Search each line of the data for the word "soldier"; copy every line where it is found.

Dataset rows for apps and sites:
*** Begin section ***
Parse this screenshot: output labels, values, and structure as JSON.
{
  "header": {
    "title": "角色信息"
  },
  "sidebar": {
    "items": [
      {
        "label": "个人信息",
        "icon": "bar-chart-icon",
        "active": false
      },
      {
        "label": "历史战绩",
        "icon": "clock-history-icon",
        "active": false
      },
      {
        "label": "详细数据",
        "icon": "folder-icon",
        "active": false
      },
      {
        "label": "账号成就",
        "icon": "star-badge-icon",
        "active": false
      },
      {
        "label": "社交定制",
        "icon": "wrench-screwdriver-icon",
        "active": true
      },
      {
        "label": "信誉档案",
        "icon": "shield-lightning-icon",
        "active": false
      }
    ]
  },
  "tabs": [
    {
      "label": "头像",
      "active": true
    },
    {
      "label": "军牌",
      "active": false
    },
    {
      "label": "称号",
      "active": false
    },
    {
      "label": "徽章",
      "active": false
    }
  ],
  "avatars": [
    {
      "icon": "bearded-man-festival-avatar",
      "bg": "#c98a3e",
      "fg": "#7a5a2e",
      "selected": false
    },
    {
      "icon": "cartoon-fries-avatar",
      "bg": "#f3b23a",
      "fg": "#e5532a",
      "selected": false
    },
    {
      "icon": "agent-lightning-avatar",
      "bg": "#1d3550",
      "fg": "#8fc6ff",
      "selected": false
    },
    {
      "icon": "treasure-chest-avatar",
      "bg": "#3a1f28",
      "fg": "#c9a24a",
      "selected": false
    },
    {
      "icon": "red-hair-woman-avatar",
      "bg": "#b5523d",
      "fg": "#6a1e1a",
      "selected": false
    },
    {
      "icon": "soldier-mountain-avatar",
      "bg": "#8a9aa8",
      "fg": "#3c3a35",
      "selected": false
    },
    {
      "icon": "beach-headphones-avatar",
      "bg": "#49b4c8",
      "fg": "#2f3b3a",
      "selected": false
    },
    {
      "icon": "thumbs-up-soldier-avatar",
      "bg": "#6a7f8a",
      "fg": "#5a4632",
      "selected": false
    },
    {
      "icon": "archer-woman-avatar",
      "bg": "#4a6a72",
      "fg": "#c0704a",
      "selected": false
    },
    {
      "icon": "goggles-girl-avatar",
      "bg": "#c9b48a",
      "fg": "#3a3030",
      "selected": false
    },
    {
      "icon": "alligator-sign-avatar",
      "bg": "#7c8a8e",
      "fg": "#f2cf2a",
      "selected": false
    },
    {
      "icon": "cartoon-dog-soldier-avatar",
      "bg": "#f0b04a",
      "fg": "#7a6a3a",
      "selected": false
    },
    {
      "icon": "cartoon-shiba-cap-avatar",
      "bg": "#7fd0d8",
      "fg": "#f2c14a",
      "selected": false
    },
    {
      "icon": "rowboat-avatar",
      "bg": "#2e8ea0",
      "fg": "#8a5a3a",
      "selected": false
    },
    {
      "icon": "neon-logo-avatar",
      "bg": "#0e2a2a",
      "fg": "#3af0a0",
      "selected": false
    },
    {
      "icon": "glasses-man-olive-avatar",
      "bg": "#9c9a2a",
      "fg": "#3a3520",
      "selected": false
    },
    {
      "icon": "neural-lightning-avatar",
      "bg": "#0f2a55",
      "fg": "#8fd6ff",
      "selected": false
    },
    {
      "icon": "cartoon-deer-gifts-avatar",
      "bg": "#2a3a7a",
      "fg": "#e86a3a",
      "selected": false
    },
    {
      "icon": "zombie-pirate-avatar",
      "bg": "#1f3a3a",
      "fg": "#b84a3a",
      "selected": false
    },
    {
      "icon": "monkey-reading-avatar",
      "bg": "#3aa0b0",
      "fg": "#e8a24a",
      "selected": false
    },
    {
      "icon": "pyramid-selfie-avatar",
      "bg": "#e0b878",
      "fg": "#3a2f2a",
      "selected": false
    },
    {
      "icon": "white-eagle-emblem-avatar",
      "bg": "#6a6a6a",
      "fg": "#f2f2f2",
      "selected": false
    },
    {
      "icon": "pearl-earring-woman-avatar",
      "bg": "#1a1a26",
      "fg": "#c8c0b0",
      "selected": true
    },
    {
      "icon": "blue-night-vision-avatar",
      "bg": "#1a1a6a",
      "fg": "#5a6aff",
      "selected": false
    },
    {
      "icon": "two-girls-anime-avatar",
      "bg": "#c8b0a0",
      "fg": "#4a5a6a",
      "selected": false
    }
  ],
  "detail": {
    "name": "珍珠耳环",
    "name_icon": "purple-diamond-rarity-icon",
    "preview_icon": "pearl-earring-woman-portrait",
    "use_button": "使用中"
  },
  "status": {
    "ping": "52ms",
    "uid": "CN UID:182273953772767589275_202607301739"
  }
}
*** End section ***
Answer box
      "icon": "soldier-mountain-avatar",
      "icon": "thumbs-up-soldier-avatar",
      "icon": "cartoon-dog-soldier-avatar",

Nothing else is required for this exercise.